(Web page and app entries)
- - - - - - -

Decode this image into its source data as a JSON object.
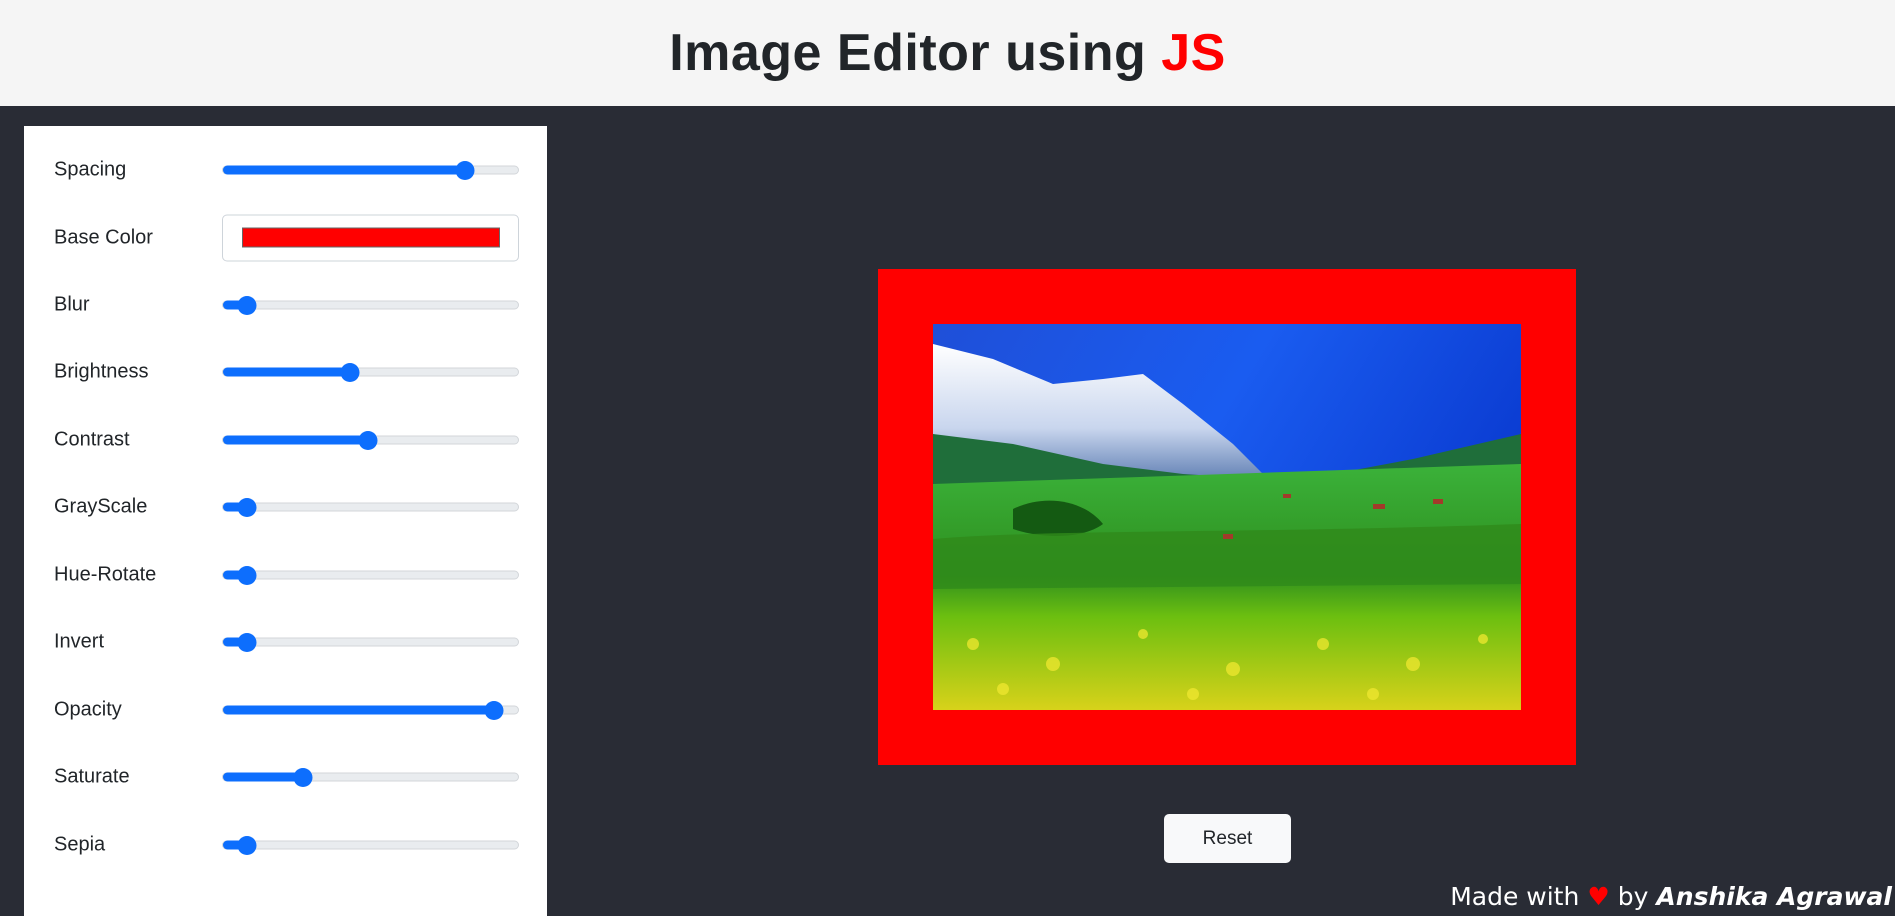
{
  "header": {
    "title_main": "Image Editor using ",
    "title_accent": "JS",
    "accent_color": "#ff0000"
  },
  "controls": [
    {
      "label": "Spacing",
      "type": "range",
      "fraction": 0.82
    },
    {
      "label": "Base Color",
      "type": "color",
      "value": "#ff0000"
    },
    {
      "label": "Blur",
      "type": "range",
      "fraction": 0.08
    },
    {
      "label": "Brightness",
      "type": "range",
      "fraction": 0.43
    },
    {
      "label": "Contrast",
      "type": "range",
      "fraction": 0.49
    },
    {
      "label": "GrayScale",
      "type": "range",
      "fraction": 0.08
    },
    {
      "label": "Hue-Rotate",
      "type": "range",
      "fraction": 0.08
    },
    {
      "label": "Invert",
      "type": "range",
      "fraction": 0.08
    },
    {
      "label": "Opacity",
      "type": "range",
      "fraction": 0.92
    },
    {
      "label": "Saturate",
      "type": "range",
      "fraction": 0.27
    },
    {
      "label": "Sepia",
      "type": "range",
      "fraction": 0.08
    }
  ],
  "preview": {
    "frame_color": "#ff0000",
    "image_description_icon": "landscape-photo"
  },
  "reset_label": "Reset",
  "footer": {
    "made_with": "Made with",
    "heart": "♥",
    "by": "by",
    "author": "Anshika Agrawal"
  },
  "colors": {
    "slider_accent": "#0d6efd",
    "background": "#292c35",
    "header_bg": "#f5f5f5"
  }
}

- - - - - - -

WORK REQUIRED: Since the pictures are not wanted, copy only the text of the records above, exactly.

YOUR SOLUTION:
Decode this image into its source data as a JSON object.
{
  "header": {
    "title_main": "Image Editor using ",
    "title_accent": "JS",
    "accent_color": "#ff0000"
  },
  "controls": [
    {
      "label": "Spacing",
      "type": "range",
      "fraction": 0.82
    },
    {
      "label": "Base Color",
      "type": "color",
      "value": "#ff0000"
    },
    {
      "label": "Blur",
      "type": "range",
      "fraction": 0.08
    },
    {
      "label": "Brightness",
      "type": "range",
      "fraction": 0.43
    },
    {
      "label": "Contrast",
      "type": "range",
      "fraction": 0.49
    },
    {
      "label": "GrayScale",
      "type": "range",
      "fraction": 0.08
    },
    {
      "label": "Hue-Rotate",
      "type": "range",
      "fraction": 0.08
    },
    {
      "label": "Invert",
      "type": "range",
      "fraction": 0.08
    },
    {
      "label": "Opacity",
      "type": "range",
      "fraction": 0.92
    },
    {
      "label": "Saturate",
      "type": "range",
      "fraction": 0.27
    },
    {
      "label": "Sepia",
      "type": "range",
      "fraction": 0.08
    }
  ],
  "preview": {
    "frame_color": "#ff0000",
    "image_description_icon": "landscape-photo"
  },
  "reset_label": "Reset",
  "footer": {
    "made_with": "Made with",
    "heart": "♥",
    "by": "by",
    "author": "Anshika Agrawal"
  },
  "colors": {
    "slider_accent": "#0d6efd",
    "background": "#292c35",
    "header_bg": "#f5f5f5"
  }
}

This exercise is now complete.